Sometimes you feel so irritable that you just can’t stop yourself from spewing your ire. You snap at your spouse for pouring the last bit of coffee, criticize a coworker for talking too loudly or lecture a neighbor for not cleaning up his toppled trash.

Afterward you feel bad about losing control, particularly when the other person didn’t deserve such an overreaction…and you regret the potential damage done to your relationship. But the next time your annoyance boils up again, you find yourself right back on that angry precipice.

How can you keep from going over the edge? Clinical psychologist and Daily Health News columnist Judy Kuriansky, PhD, has sage advice…

Learn to recognize the physical warning signs. As ire increases, your body will let you know—if you pay attention. Watch for tense muscles, a clenched jaw, pursed lips, sweaty skin, shallow breathing. When you notice such signs, remind yourself that now is the time to take steps to calm down.

A good way to start is by easing the tension in your body, Dr. Kuriansky said. If your face feels tense, put your hands up to cover your face, gently pressing your palms against your cheeks and extending your fingers over your forehead for a few moments as you take deep, slow breaths. Then move your fingertips in circles around your closed eyes, first in one direction and then in the other. Now concentrate on your mouth, consciously loosening tight jaw muscles and easing your lips into a smile. Try the same kind of soothing touch or intentional relaxation with any other part of your body that feels tense. Within a few minutes, your irritability should ease.
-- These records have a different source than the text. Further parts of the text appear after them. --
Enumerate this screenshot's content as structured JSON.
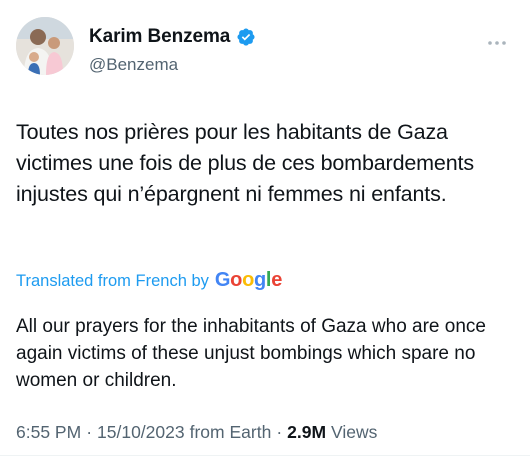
{
  "author": {
    "display_name": "Karim Benzema",
    "handle": "@Benzema",
    "avatar_icon": "profile-photo",
    "verified_icon": "verified-badge-icon",
    "verified_color": "#1d9bf0"
  },
  "menu": {
    "more_icon": "more-horizontal-icon"
  },
  "tweet": {
    "text": "Toutes nos prières pour les habitants de Gaza victimes une fois de plus de ces bombardements injustes qui n’épargnent ni femmes ni enfants."
  },
  "translation": {
    "label": "Translated from French by",
    "provider": {
      "G": "G",
      "o1": "o",
      "o2": "o",
      "g": "g",
      "l": "l",
      "e": "e"
    },
    "text": "All our prayers for the inhabitants of Gaza who are once again victims of these unjust bombings which spare no women or children."
  },
  "meta": {
    "time": "6:55 PM",
    "date": "15/10/2023",
    "source": "from Earth",
    "separator": "·",
    "views_count": "2.9M",
    "views_label": "Views"
  },
  "colors": {
    "text_primary": "#0f1419",
    "text_secondary": "#536471",
    "link": "#1d9bf0"
  }
}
Identify the true source of your irritation. This may seem obvious…but consider whether you might in fact be projecting your annoyance onto an innocent bystander. For instance, are you really upset with that hearty-voiced coworker—or are you angry because your spouse raised his/her voice as the two of you argued last night? “To deal effectively with a problem, you first must recognize whether you are being provoked by the person you’re interacting with at the moment or whether you are lashing out due to some unrelated problem,” Dr. Kuriansky said.
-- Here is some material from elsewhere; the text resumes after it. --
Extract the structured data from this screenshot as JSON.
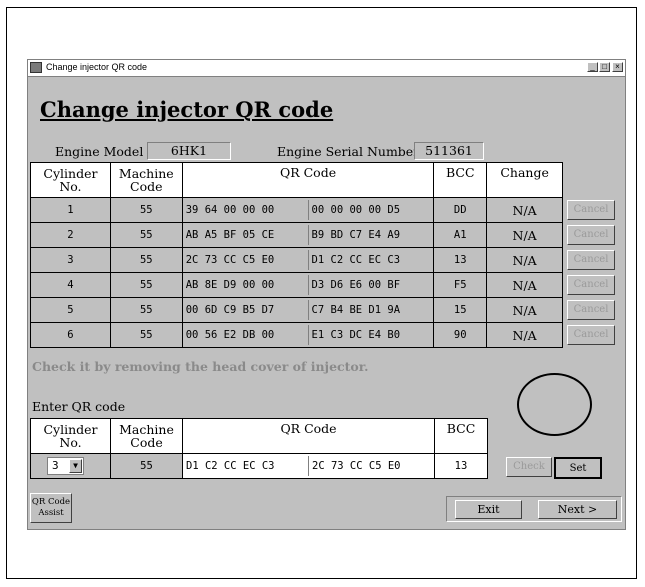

What if you determine that your annoyance is warranted and you feel ready to blow? This is a sign that you may have been biting your tongue too long. It’s better to be honest yet courteous in expressing your complaint—Pat, would you please try to keep your voice down? It would help me concentrate. If you suspect that your irritation is misplaced, however, apologize to the innocent person you snapped at…then go address the true problem.

Consider whether a medical problem is at the root of your poor mood. Are you suffering from a stomach upset, headache, insomnia, back pain or other ailment? Physical discomfort often triggers emotional reactions—and understanding that association can help you control your escalating feelings, Dr. Kuriansky said. Improving your diet, cutting back on alcohol or caffeine, or building a quick stress-relieving break or catnap into your daily routine could be all it takes to help you feel better physically and emotionally. If those reforms don’t do the trick, talk to your doctor about whether there might be an underlying health problem that needs to be diagnosed and addressed…or whether some medication you are taking might be affecting your mood.
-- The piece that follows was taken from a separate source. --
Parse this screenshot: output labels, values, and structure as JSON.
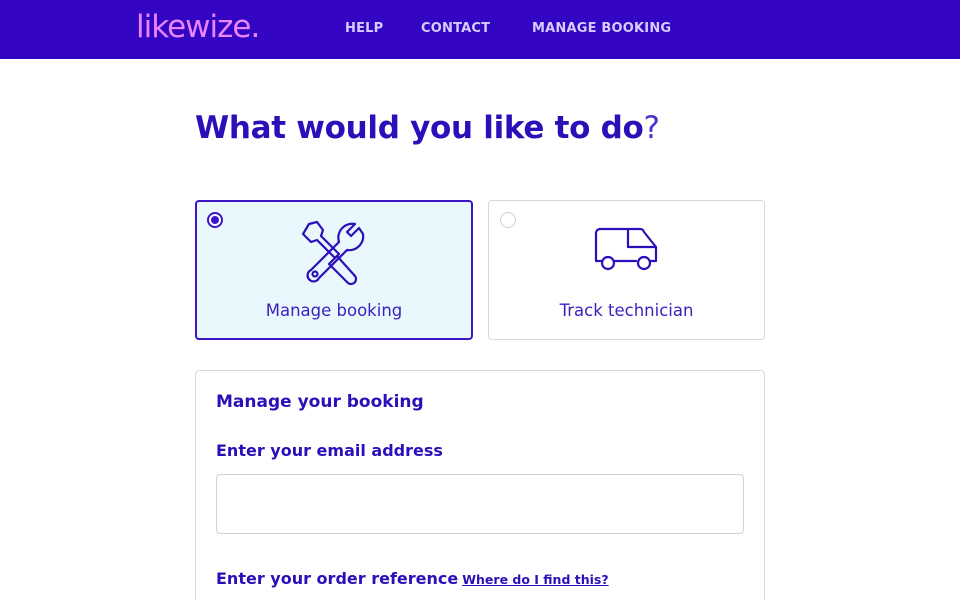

Give yourself time. Sometimes a bout of irritability arises from a situation beyond your control, Dr. Kuriansky noted—in which case you may simply need to practice patience while you wait it out. Try to minimize interactions with others that could trigger outbursts…and do what you can to reduce your stress or workload in the meantime.

Get moving. Irritability can be a sign of bottled-up restless energy, often evident in shaky hands or legs bobbing up and down. Instead of trying to stifle such movements, let yourself move even more. Make circles with your wrists…flap your arms like wings…pace around the room…jump up and down. Dr. Kuriansky said that such movements help your body release the pent-up energy that is adding to your emotional tension.

Laugh. An excellent way to get out of your ill humor is to add some real humor to your day. Read a funny story, watch a sitcom or peruse an online joke site. For more laugh-out-loud ideas, read Even a Fake Laugh Will Do. Even if your laughter is fake at first, your mood will soon improve and your irritability will dissolve.